Thin ZnO films are excellent materials for gas sensing, piezoelectric and UV optical detectors. The characteristics of the surface in conjunction with the thin film properties also provide this system with a high potential for sensitive biosensors. One of the critical steps in the development of biosensors is the controlled immobilization of minimal amounts of specific proteins onto the surface of thin film sensors. In the present study thin ZnO films were deposited on Si (100) substrates by pulsed laser deposition in order to examine Bovine Serum Albumin (BSA) and InterLeukin-6 (IL-6) protein immobilization processes. The ZnO films are grown on Si at 250°C and an oxygen pressure of 1e-4 Torr and examined by x-ray diffraction (XRD) and x-ray photoelectron spectroscopy for crystalline quality. Thin (200nm) SiO2 films thermally grown on (100)Si were also used for immobilization and comparison. We demonstrate for the first time by atomic force microscopy (AFM) and scanning electron microscopy (SEM) techniques as well as ELISA quantitative biochemical assays that these proteins can be effectively and controllably immobilized on the ZnO film surface. Furthermore, following the same methodology, the proteins were immobilized on the SiO2 surface, although the amount bound on ZnO was at least one order of magnitude higher than that on SiO2, thus allowing substantially lower amounts of protein immobilization to be achieved controllably on the ZnO surface. Support from NSF grant ECS0302494 is acknowledged.
11:30 AM H3-10 Deposition and Characterization of a Novel Integrated ZnO Nanorod/ZnO Thin Film Structure on Glass
T.L. Chou, J.-M. Ting (National Cheng Kung University, Taiwan)

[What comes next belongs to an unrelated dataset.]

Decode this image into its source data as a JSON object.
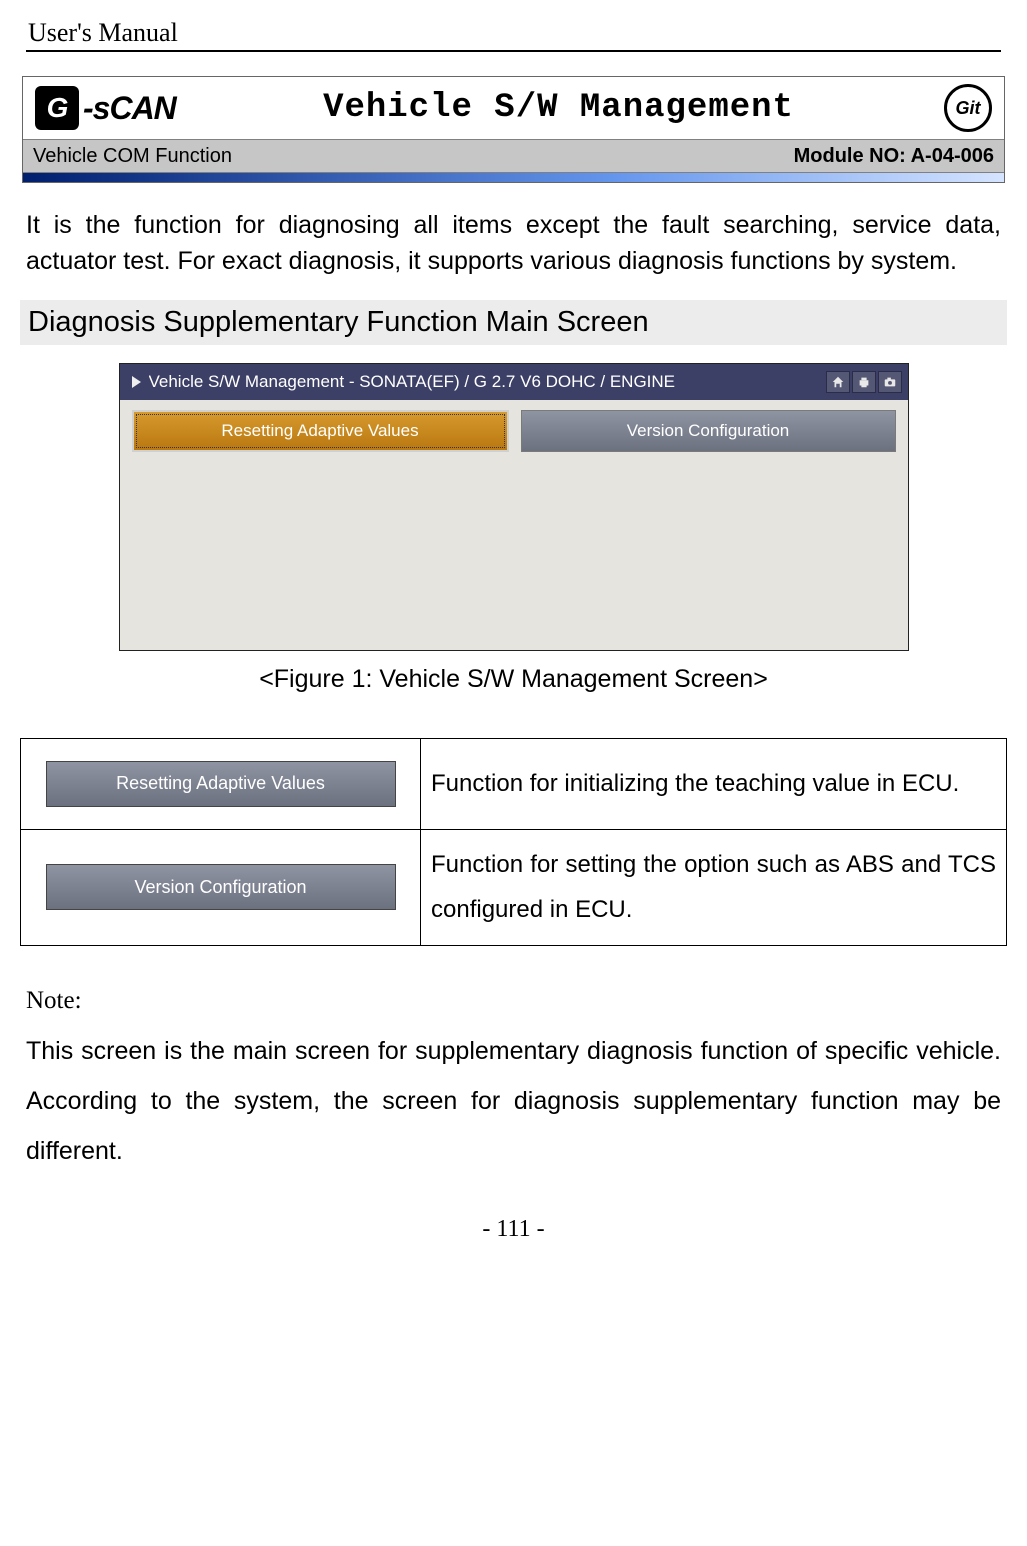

Zinc oxide (ZnO) is an excellent material for use in optoelectronic applications due to its wide direct band gap of 3.33eV. Among its various forms, ZnO nanorod has become an important one as a result of the advance of nanotechnology. In previous papers@super 1,2@ we have reported a new route for ZnO nanorod synthesis using a sputter deposition technique. It was found that the formation of ZnO nanorods critically depends on a decisive layer of copper. The copper layer allows an initial formation of ZnO thin film and subsequent formation of ZnO nanorods without changing any conditions during the synthesis. Recently we have found ZnO nanorod/ZnO thin film structure a potential application in solar cells as an integrated current collector/electrode. For such an application, it is essential to understand the characteristics of ZnO nanorod/ZnO thin film structures. As a result, we report in this paper our investigation on the morphology, microstructure, electrical properties, and optical properties of ZnO nanorod/ZnO thin film structures. ZnO nanorod/ZnO thin film structures were deposited using a magnetron sputter deposition technique. Both Si and glass were used as the substrates. Prior to the deposition of ZnO nanorod/ZnO thin film structures, the substrates were pre-coated with Cu using an electroless plating technique. During the sputter deposition process, ZnO thin film was first obtained on Cu pre-coated substrate and followed by the formation of ZnO nanorods. ZnO nanorod/ ZnO thin film structures were deposited under different deposition times, O2/Ar ratios, and substrate temperatures. The resulting ZnO nanorod/ZnO thin film structures were characterized using scanning electron microscopy (SEM), transmission electron microscopy (TEM), X-ray diffractometry, and micro-cathodoluminescence (CL). It was found that the ZnO nanorod/ZnO thin film structures obtained exhibit different physical dimensions, degree of crystallinity, oxygen contents, electrical resistance, optical band gaps, and optical transmittances. Correlation between the results of characterizations and the deposition parameters is discussed.

super 1@ Y.S. Chang and Jyh-Ming Ting, "Growth of ZnO Thin Films and Whiskers," Thin Solid Films, 398-399 (2001) 29-34.

2 Jyh-Ming Ting, Wen-Ting Chiou, Wan-Yu Wu, "Growth of Single Crystal ZnO Nanowires Using Sputter Deposition," Diamond and Related Materials 12 (2003) 1841-1844.

Time Period WeM Sessions | Abstract Timeline | Topic H Sessions | Time Periods | Topics | ICMCTF2005 Schedule